◆ Prompt
From the entries that follow, list every line in which the string "Soup" appears.

::::::

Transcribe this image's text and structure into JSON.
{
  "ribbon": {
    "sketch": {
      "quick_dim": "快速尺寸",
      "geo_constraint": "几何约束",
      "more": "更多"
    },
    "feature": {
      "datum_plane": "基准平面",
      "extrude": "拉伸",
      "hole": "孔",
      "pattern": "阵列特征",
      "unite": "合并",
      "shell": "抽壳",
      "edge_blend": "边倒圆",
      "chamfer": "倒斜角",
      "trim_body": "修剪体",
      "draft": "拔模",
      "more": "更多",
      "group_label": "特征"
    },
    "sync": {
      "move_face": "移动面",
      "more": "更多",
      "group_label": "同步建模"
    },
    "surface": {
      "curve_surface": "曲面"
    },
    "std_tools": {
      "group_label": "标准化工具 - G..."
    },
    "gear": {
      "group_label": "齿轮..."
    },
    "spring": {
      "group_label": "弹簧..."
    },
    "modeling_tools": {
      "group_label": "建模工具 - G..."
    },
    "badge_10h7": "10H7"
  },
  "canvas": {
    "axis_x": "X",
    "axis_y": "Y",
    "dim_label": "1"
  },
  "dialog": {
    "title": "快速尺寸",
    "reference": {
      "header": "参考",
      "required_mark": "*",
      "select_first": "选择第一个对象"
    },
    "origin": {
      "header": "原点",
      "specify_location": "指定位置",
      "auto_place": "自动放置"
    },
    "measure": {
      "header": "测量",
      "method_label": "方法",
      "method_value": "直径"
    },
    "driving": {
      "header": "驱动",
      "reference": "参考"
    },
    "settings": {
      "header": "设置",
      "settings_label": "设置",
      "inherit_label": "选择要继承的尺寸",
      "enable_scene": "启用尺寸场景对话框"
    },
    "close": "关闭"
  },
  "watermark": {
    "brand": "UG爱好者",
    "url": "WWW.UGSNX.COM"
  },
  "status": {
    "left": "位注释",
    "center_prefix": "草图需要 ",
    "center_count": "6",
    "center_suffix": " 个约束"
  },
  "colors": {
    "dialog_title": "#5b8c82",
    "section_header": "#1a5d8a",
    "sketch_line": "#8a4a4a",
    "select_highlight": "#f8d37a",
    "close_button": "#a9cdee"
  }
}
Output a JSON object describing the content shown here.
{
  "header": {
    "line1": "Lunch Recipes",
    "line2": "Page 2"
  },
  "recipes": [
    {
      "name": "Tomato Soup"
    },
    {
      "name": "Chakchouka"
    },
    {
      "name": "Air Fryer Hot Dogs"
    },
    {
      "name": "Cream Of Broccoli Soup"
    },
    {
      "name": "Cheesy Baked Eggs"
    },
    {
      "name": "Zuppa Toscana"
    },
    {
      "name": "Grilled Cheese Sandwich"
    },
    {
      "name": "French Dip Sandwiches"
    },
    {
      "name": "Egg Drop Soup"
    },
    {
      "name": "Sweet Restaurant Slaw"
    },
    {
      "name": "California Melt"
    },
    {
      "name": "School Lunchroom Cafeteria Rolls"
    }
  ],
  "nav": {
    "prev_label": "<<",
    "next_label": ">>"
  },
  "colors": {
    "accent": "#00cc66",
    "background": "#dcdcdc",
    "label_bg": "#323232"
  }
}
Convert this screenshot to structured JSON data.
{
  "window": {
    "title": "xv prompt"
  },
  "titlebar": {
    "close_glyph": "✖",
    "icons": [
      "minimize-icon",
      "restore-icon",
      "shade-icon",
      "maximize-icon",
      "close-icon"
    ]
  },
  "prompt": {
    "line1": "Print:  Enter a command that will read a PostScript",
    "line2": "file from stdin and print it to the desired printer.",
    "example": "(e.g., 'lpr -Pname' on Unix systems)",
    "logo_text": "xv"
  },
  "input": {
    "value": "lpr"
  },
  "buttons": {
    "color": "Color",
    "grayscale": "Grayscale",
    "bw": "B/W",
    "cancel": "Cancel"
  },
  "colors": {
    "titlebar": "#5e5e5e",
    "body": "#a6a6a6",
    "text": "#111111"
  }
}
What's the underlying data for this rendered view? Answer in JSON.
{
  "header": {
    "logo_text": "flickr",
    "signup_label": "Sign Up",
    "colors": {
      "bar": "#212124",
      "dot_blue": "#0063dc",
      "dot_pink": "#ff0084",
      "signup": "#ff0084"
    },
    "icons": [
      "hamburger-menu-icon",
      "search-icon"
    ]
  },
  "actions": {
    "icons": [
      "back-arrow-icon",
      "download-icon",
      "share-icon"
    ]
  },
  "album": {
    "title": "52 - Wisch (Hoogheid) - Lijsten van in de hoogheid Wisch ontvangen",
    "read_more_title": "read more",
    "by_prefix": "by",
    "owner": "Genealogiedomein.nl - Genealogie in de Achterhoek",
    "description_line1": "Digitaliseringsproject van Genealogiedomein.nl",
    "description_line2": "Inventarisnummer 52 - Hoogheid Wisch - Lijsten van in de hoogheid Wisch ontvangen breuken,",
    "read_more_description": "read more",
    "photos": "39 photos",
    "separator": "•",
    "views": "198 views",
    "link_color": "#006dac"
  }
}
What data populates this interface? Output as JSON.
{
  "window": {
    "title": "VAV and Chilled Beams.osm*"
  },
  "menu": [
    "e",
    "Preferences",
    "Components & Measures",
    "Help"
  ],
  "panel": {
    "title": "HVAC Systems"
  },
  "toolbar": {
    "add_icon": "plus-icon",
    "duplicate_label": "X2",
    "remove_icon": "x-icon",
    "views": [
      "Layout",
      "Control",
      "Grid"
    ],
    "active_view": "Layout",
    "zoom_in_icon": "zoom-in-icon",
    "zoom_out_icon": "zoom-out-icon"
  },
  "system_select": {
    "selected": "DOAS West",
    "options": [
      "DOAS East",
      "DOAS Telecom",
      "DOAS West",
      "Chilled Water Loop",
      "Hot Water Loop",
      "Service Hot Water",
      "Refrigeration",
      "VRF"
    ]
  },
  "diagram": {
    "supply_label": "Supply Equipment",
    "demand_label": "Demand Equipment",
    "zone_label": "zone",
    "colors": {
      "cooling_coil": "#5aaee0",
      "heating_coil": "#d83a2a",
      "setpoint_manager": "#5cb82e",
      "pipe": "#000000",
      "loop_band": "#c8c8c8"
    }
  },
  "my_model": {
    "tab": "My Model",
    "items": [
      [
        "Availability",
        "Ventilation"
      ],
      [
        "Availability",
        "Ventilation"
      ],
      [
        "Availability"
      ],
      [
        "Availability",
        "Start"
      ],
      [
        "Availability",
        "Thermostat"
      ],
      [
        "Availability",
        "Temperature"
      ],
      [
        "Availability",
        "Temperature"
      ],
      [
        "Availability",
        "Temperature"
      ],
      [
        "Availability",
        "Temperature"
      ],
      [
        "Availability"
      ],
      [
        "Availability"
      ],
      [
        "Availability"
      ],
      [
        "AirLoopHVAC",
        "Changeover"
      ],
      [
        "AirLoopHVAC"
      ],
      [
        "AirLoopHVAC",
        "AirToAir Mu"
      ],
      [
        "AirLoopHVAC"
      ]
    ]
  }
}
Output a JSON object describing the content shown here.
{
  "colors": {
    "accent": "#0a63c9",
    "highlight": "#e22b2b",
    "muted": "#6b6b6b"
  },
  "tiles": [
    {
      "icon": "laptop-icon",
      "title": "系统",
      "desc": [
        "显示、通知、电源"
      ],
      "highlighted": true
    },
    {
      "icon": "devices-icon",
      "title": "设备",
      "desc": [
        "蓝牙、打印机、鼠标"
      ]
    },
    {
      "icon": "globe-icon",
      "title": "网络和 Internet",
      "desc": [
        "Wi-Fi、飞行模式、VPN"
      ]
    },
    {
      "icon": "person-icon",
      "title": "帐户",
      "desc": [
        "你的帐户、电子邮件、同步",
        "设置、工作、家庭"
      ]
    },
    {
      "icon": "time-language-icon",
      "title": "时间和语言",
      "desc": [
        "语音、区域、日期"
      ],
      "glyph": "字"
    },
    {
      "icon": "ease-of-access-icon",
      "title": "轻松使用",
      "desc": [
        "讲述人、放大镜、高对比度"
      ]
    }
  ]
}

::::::

◆ Output
      "name": "Tomato Soup"
      "name": "Cream Of Broccoli Soup"
      "name": "Egg Drop Soup"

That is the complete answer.